9. You also work closely with you wife, Ginny at WKLB and this seems to work quite well. How do you both find the balance in your lives when both worlds are so intertwined?
This was the arrangement that was only supposed to last about three years!! That was an arbitrary timeframe, but neither of us thought we could stand it any longer than that. I was even more pigheaded in 1996 than I am now, and I would say Ginny managed my pigheadedness very well. I have to pull rank at the office, and Ginny has to pull rank at home. Cardinal rule: we don't commute together - ever. The best arguments happen - usually about music -when we are three feet apart in a car with nowhere to go. I hate to admit that I have shortcomings, but Ginny has strengths that I could not even approach. She is adept at using her strengths to cover some of my weaknesses. She approaches what we do artistically, and I am more of a facts and figures guy, so there is a good balance. People are attracted to her personality. When they see me approaching they get out a can of bug spray. So there you have it. We have a decent balance, and she is one of the only people in the world I trust with my radio station. We run into trouble sometimes with childcare. Between school and hockey there isn't a lot of time and often we have to make a choice as to who will go to the concert or help with the homework. Our in office schedule flexes some, and that can happen because we really are working most of the time whether or not we are actually at the station.

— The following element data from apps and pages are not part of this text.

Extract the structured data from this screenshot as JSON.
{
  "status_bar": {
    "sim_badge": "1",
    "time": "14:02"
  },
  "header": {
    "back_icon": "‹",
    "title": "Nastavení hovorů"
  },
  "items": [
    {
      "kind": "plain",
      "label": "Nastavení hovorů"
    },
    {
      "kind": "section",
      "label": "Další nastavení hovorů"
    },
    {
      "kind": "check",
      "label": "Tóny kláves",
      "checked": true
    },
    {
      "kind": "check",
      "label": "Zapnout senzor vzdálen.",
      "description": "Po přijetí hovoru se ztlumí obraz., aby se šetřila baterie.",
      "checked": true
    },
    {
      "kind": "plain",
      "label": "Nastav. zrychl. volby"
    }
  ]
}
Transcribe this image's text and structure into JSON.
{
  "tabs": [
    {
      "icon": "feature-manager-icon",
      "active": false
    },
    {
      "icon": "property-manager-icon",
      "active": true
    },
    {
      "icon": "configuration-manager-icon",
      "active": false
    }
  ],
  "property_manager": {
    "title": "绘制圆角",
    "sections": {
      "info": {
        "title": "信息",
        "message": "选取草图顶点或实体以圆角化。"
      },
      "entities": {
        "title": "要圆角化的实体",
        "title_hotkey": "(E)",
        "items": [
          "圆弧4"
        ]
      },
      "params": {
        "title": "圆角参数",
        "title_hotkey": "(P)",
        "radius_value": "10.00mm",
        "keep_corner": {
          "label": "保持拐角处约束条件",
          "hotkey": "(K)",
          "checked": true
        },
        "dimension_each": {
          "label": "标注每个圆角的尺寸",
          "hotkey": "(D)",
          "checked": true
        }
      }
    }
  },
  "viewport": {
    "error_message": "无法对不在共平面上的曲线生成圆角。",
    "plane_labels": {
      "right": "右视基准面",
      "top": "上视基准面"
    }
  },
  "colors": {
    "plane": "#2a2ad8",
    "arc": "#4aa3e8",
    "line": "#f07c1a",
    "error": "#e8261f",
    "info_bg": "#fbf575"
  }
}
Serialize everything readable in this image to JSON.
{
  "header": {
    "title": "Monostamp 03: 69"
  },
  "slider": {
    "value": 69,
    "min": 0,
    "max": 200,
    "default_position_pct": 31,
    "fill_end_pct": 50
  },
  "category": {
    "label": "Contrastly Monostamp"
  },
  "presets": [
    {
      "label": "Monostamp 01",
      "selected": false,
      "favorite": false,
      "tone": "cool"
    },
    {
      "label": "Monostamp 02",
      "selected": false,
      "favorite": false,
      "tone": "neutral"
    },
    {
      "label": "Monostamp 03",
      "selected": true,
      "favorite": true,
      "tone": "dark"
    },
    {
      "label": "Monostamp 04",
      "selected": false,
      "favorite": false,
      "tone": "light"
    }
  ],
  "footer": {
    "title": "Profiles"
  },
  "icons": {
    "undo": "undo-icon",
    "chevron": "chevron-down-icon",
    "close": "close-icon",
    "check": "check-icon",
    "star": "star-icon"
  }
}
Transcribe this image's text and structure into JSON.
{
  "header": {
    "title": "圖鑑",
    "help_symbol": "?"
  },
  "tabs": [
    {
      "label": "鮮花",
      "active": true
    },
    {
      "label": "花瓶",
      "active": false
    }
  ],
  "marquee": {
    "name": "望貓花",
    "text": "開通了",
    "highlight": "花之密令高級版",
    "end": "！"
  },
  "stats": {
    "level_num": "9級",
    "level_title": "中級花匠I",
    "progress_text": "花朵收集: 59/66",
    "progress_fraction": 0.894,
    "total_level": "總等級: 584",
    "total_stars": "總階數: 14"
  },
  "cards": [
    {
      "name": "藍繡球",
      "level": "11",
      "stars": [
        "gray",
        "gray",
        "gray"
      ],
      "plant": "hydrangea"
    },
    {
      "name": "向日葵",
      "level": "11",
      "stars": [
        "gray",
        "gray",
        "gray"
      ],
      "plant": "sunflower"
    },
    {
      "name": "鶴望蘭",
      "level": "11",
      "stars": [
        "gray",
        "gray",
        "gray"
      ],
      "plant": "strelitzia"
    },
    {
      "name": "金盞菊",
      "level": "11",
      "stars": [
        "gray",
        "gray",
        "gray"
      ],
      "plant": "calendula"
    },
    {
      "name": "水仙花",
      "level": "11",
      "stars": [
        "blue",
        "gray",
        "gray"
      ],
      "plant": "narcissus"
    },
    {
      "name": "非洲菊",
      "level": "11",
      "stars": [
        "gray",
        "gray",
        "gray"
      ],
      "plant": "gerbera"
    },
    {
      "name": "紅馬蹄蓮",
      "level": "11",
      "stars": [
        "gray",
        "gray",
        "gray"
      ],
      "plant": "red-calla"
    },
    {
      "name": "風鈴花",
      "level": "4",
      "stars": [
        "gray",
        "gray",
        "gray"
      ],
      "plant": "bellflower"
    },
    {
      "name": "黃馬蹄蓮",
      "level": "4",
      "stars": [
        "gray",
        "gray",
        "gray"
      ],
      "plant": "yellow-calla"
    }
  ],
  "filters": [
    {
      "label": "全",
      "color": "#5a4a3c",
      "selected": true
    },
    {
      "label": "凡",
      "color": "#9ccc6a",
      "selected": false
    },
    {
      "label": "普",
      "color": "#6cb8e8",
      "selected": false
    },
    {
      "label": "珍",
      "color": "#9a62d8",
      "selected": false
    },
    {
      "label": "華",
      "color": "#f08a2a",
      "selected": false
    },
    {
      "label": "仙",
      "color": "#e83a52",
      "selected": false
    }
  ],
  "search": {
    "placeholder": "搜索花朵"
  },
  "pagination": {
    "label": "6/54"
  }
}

10. This may be the biggest brain-teaser: In what is now a Hall of Fame career, can you pick one moment or time that you are most proud of?
Nothing has made me more proud than being inducted into the Hall of Fame as it is an honor I dared not even dream about and I am totally serious about that. Very few events in my life have stopped me in my tracks because I can be a bit dispassionate. But the Hall of Fame honor is overwhelming. Many people in the business - including those who I love very much - have reminded me that I am now officially old. So be it!
1. The Red Sox and Bruins are playing at home on the same day. Which game do you attend?
MY SON'S HOCKEY GAME - and DVR both the Sox and the Bruins
2. I'm in Boston for just 24 hours. Where do you take me to get a true feel for the city?
I take you to several places, but all easy. South Boston, the neighborhoods, the bars. It's cool. Fenway Park, Quincy Market and Faneul Hall, a Bruins game but you sit high up. The Cheers Bar just because; you walk the Freedom Trail and see all the stuff you learned about in grade school. Legal Seafood and sample Sam Adams.
3. True or false: Everybody will know my name the moment I walk into The Bull & Finch Pub.
TRUE - they will know your name and ask you for money.